The difference between Mr. Balfour's consciousness of that which lies behind Appearance, and the consciousness of those he opposes (or, at least, of such of them as do not assume that there can be Appearance without anything which appears), is that whereas he persists in supposing himself to have thoughts when, under close examination, all the components of thoughts have vanished, they candidly admit that with the vanishing of such components all thoughts have ceased; leaving only a consciousness which can not be put into any form. Not only have they dropped those early conceptions which imply that the Power manifested in thirty millions of suns made a bargain with Abraham not only have they ceased to believe that such inferior passions as jealousy, anger and revenge can be felt by an Energy which pervades infinity; but they have surrendered themselves to the final conclusion that not even the highest mental attributes conceivable by us, can be predicated of that Existence which fills all Space for all Time.
It is not that they wish to do this, but that they must: self-deception is the alternative. There is no pleasure in the consciousness of being an infinitesimal bubble on a globe that is itself infinitesimal compared with the totality of things.

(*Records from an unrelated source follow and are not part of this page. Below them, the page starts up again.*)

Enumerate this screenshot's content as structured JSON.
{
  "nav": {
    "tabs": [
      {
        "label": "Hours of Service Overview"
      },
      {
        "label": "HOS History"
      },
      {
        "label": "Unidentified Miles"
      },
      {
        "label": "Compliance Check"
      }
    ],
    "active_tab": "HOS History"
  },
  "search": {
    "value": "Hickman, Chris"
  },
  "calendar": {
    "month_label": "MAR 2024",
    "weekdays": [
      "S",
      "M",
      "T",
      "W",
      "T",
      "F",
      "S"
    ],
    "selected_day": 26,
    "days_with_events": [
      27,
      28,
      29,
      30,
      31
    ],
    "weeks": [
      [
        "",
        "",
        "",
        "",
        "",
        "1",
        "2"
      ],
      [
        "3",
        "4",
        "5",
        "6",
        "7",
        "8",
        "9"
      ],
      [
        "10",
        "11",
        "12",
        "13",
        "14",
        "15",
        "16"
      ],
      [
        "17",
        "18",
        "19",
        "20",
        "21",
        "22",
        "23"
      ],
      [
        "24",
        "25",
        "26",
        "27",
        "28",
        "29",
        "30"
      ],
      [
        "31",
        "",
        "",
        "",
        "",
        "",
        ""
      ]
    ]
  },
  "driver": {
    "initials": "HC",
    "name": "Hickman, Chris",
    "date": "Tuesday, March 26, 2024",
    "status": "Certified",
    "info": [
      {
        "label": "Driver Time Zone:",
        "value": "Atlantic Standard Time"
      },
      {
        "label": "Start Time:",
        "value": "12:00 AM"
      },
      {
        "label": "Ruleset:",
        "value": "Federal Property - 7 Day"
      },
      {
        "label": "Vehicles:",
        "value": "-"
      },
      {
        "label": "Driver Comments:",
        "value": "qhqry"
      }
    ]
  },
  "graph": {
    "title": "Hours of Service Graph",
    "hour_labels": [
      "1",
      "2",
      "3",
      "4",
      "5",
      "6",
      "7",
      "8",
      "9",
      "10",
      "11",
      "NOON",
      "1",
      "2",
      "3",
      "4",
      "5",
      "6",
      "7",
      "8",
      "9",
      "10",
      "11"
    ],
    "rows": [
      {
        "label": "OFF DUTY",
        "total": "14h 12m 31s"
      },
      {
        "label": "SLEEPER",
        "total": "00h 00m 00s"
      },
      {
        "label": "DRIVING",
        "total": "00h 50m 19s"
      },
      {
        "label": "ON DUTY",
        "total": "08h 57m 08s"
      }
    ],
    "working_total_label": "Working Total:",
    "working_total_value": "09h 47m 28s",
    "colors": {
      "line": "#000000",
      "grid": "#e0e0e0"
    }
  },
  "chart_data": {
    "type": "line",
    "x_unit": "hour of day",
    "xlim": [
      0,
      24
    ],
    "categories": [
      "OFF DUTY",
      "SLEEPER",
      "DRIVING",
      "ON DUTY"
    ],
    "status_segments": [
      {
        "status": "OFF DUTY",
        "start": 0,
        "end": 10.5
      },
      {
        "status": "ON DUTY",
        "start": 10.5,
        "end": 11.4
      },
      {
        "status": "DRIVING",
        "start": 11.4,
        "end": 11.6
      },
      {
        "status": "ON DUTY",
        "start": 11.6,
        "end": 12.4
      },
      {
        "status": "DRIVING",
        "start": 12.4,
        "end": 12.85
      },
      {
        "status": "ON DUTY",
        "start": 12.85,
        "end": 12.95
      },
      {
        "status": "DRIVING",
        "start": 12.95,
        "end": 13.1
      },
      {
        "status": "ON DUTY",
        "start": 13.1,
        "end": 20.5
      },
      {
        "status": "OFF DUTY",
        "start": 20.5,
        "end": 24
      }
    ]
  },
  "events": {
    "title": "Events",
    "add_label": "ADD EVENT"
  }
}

Those on whom the unpitying rush of changes inflicts sufferings which are often without remedy, find no consolation in the thought that they are at the mercy of forces which cause, indifferently, now the destruction of a sun and now the death of an animalcule. Contemplation of a Universe which is without conceivable beginning or imaginable end and without intelligible purpose yields no satisfaction. The desire to know what it all means is no less strong in the agnostic than in others, and raises sympathy with them. Failing utterly to find any interpretation himself, he feels a regretful inability to accept the interpretation they offer.